*Information*.
***

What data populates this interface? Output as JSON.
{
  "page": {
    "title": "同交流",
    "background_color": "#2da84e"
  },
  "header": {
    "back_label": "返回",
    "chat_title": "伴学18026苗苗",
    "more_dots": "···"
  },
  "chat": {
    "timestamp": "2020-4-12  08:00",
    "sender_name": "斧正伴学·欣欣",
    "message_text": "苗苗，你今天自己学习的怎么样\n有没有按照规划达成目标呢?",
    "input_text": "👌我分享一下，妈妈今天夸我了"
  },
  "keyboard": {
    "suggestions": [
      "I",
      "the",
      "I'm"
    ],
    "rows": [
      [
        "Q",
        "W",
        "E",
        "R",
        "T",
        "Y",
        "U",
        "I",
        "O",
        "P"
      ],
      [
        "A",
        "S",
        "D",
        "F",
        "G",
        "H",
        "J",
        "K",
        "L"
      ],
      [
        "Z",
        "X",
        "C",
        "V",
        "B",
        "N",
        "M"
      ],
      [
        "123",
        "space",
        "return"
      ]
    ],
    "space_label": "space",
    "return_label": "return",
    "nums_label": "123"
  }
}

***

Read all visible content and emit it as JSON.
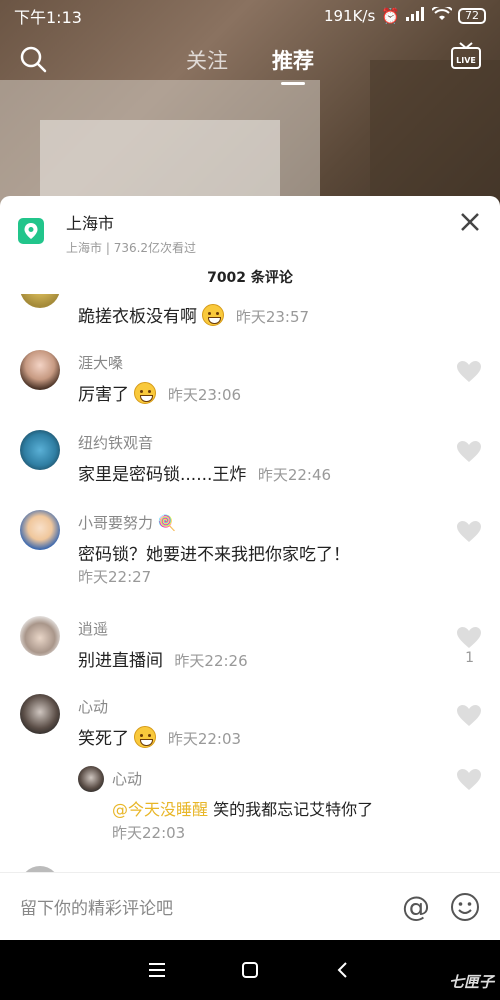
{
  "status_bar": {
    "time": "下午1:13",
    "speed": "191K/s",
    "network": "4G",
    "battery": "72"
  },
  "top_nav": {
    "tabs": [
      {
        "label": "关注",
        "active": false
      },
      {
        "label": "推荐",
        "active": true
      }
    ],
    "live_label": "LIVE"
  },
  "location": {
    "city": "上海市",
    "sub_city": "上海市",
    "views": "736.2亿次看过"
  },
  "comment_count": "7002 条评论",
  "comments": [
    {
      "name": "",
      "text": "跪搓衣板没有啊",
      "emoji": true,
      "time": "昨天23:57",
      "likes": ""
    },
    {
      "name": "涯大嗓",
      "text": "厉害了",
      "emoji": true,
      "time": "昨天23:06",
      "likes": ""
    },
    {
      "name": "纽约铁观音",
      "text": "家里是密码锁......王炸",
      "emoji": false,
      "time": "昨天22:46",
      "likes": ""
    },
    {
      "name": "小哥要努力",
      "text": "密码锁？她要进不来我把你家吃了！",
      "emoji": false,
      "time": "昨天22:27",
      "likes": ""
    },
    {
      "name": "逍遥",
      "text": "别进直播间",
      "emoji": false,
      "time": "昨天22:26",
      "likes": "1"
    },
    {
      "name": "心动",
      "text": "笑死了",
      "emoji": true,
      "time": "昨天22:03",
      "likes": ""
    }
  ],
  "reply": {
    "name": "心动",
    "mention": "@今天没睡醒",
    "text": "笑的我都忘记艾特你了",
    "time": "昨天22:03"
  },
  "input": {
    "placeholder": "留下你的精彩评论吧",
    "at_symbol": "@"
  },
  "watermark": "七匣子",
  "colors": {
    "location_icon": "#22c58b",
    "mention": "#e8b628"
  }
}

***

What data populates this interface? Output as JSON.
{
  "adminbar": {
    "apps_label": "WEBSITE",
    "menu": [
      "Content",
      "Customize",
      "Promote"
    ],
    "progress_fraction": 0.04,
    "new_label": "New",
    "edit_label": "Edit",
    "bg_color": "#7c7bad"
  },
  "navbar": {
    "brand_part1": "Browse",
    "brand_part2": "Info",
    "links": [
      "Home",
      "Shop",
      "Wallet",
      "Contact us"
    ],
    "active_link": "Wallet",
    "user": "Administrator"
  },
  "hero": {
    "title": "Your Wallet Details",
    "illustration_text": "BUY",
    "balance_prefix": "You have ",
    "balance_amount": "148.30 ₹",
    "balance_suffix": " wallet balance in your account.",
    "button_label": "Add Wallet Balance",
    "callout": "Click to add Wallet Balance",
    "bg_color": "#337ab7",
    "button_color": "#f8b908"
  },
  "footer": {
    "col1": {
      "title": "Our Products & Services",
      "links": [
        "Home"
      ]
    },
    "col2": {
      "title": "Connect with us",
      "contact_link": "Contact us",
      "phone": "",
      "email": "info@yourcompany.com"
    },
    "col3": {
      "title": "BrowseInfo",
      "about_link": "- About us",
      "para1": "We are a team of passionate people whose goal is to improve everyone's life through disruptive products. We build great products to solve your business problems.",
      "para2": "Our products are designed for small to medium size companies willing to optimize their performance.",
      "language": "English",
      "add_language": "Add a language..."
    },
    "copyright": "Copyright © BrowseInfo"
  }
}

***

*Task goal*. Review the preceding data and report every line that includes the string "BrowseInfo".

*Result below*.
      "title": "BrowseInfo",
    "copyright": "Copyright © BrowseInfo"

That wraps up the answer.